REQUIREMENT:
Write every line of the following listing exactly as it reads.

SUPPLIED DATA:
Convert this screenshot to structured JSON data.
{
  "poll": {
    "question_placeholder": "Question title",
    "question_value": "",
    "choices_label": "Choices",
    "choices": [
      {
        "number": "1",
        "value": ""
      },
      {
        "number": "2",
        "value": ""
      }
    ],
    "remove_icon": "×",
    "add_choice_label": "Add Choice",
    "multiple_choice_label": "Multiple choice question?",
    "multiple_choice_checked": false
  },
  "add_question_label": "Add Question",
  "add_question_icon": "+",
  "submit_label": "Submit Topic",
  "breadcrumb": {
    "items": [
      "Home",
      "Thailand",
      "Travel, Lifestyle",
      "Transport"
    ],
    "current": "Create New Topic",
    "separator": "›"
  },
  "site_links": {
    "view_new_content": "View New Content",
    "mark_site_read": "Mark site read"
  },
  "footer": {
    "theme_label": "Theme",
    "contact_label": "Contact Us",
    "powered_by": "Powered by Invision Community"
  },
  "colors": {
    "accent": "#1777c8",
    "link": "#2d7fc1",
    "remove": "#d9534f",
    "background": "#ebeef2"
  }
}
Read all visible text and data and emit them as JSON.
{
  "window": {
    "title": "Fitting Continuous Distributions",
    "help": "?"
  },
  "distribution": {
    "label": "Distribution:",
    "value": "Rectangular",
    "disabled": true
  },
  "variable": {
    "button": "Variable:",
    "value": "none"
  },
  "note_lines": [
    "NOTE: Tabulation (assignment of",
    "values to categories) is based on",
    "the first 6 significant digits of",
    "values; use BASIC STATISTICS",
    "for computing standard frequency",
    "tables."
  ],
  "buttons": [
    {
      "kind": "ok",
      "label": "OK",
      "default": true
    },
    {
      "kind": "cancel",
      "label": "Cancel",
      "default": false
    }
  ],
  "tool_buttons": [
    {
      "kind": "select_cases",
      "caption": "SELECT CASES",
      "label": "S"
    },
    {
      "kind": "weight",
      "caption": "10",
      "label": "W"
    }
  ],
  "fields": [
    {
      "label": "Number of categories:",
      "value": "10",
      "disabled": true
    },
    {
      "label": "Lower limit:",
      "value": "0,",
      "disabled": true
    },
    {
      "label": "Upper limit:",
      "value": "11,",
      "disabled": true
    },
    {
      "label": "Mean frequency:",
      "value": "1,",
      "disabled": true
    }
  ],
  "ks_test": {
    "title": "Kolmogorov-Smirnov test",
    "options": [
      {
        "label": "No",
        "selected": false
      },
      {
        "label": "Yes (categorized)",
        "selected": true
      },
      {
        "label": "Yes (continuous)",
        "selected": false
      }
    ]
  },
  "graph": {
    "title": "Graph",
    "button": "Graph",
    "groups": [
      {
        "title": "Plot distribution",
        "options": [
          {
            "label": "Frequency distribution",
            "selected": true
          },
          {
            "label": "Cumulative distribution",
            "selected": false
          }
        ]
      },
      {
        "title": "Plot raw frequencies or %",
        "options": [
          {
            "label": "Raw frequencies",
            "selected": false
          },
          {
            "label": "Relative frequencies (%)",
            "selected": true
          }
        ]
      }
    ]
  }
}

RESULT OF THE TASK:
Convert this screenshot to structured JSON data.
{
  "poll": {
    "question_placeholder": "Question title",
    "question_value": "",
    "choices_label": "Choices",
    "choices": [
      {
        "number": "1",
        "value": ""
      },
      {
        "number": "2",
        "value": ""
      }
    ],
    "remove_icon": "×",
    "add_choice_label": "Add Choice",
    "multiple_choice_label": "Multiple choice question?",
    "multiple_choice_checked": false
  },
  "add_question_label": "Add Question",
  "add_question_icon": "+",
  "submit_label": "Submit Topic",
  "breadcrumb": {
    "items": [
      "Home",
      "Thailand",
      "Travel, Lifestyle",
      "Transport"
    ],
    "current": "Create New Topic",
    "separator": "›"
  },
  "site_links": {
    "view_new_content": "View New Content",
    "mark_site_read": "Mark site read"
  },
  "footer": {
    "theme_label": "Theme",
    "contact_label": "Contact Us",
    "powered_by": "Powered by Invision Community"
  },
  "colors": {
    "accent": "#1777c8",
    "link": "#2d7fc1",
    "remove": "#d9534f",
    "background": "#ebeef2"
  }
}
Read all visible text and data and emit them as JSON.
{
  "window": {
    "title": "Fitting Continuous Distributions",
    "help": "?"
  },
  "distribution": {
    "label": "Distribution:",
    "value": "Rectangular",
    "disabled": true
  },
  "variable": {
    "button": "Variable:",
    "value": "none"
  },
  "note_lines": [
    "NOTE: Tabulation (assignment of",
    "values to categories) is based on",
    "the first 6 significant digits of",
    "values; use BASIC STATISTICS",
    "for computing standard frequency",
    "tables."
  ],
  "buttons": [
    {
      "kind": "ok",
      "label": "OK",
      "default": true
    },
    {
      "kind": "cancel",
      "label": "Cancel",
      "default": false
    }
  ],
  "tool_buttons": [
    {
      "kind": "select_cases",
      "caption": "SELECT CASES",
      "label": "S"
    },
    {
      "kind": "weight",
      "caption": "10",
      "label": "W"
    }
  ],
  "fields": [
    {
      "label": "Number of categories:",
      "value": "10",
      "disabled": true
    },
    {
      "label": "Lower limit:",
      "value": "0,",
      "disabled": true
    },
    {
      "label": "Upper limit:",
      "value": "11,",
      "disabled": true
    },
    {
      "label": "Mean frequency:",
      "value": "1,",
      "disabled": true
    }
  ],
  "ks_test": {
    "title": "Kolmogorov-Smirnov test",
    "options": [
      {
        "label": "No",
        "selected": false
      },
      {
        "label": "Yes (categorized)",
        "selected": true
      },
      {
        "label": "Yes (continuous)",
        "selected": false
      }
    ]
  },
  "graph": {
    "title": "Graph",
    "button": "Graph",
    "groups": [
      {
        "title": "Plot distribution",
        "options": [
          {
            "label": "Frequency distribution",
            "selected": true
          },
          {
            "label": "Cumulative distribution",
            "selected": false
          }
        ]
      },
      {
        "title": "Plot raw frequencies or %",
        "options": [
          {
            "label": "Raw frequencies",
            "selected": false
          },
          {
            "label": "Relative frequencies (%)",
            "selected": true
          }
        ]
      }
    ]
  }
}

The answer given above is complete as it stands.